It’s not often that the setting of a book becomes a major character by almost, but not quite, overshadowing the main characters. There is an engaging and sympathetic human hero in THE ANGEL’S GAME, and most certainly an arch-villain. But through the vivid language of Carlos Ruiz Zafon, the surreal city of early-20th century Barcelona very nearly upstages both with its moods, its weather and its sinister beauty. And lying deep within this living, breathing, sometimes loving but often hostile metropolis is hidden the Cemetery of Forgotten Books, a colossal, labyrinthine library housing millions of volumes of the greatest books ever written throughout history.
Against this towering backdrop, David Martin, an ambitious young journalist for a local newspaper, dreams of becoming a novelist. His editor sees promise in his writing and offers him a promotion --- a series called The Mysteries of Barcelona, a Byzantine melodrama featuring gangsters, action and romantic interludes. David spends his late nights plunking out what he considers nothing better than the popular dime novels of the era. He nevertheless develops a wide readership and one day receives a fan letter that includes a cryptic invitation to appear at an address he’s never heard of.
When he arrives, he finds a world within Barcelona he didn’t know existed. There, he is seduced by an exotic beauty with the same name as the heroine of his mysteries. He awakens to discover she’s gone, but finds another invitation to meet with a Parisian publisher. The publisher offers him a fortune to write a book for which “people will live and die” --- a story of the ages. Upon completion of the book, he is promised a fortune and fulfillment of his wildest dreams.
David is taken to a mysterious place unknown to but a few, the Cemetery of Forgotten Books. There he is instructed to roam its towering stacks and select a book of his choice. The volume that grabs his attention appears to be a religious treatise. As David is drawn ever more deeply into the true dark and shadowy intrigue of Barcelona, he realizes the book he selected is similar to the subject matter he is being asked to produce. Tempted by the offer and intrigued by the mystery surrounding it, he gives up his job at the newspaper, rents a drafty, deserted mansion in the old part of Barcelona and begins to write. As he feverishly composes chapter after chapter, he receives periodic sealed envelopes with instructions to meet the publisher and turn over what he has written. As he continues, disturbing events ensnare him further into his bond with the publisher, who seems to have tentacles into the very power structure of Barcelona. Soon David is under his full command.

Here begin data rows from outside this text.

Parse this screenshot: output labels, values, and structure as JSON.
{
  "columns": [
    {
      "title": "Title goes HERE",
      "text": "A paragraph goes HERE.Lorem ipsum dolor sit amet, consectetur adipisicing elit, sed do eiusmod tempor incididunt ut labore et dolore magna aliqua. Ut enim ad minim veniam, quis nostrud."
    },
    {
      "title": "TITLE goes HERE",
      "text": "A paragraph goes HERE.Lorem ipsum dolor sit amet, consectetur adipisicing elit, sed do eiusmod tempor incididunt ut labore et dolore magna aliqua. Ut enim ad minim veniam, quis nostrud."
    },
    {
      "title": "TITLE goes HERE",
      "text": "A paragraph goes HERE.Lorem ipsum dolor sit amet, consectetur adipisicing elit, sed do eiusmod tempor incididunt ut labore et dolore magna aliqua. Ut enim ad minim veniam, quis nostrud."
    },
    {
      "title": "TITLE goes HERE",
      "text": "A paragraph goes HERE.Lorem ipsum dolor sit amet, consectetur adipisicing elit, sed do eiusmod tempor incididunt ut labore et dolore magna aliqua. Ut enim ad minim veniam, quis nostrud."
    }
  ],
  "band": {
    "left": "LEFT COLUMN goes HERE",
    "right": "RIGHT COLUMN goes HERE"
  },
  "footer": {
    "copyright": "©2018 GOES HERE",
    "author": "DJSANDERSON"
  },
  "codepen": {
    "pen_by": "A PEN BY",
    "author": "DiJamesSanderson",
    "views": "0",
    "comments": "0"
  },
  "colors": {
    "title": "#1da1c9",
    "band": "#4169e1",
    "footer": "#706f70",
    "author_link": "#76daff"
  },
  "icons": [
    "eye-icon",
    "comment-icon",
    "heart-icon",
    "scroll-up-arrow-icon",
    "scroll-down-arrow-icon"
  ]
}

Having chilling encounters with characters who may be real or perhaps figments of his imagination, David is drawn into a terrifying maze of events that threaten his sanity if not his life.
THE ANGEL’S GAME writhes and twists in the fashion of Edgar Allan Poe. The plot development could be likened to that of Charles Dickens. If readers have had the treat of reading Zafon’s first novel, they will understand the irresistible pull of his writing. Although THE SHADOW OF THE WIND is set in Barcelona 20 years after THE ANGEL’S GAME, his latest is not a prequel, nor is it a developing series in the true sense of the word. Each exquisite book stands alone, but a thread binds them between the 20-year time gap.
We can compare Zafon to Dickens or Poe, but his brilliant writing puts him in a league of his own. Written in his native Spanish, the translations only lead the reader to wonder at the beauty and suspense in the original. His books have been translated into 40 languages, and he is considered one of the world’s best-loved writers. With a promise of two more books that will feature the intrigue that is Barcelona, the Cemetery of Forgotten Books and perhaps even a character or two, we only have to ask: Will they be from the 19th century or the 21st?
Reviewed by Roz Shea on May 23, 2012
The Angel's Game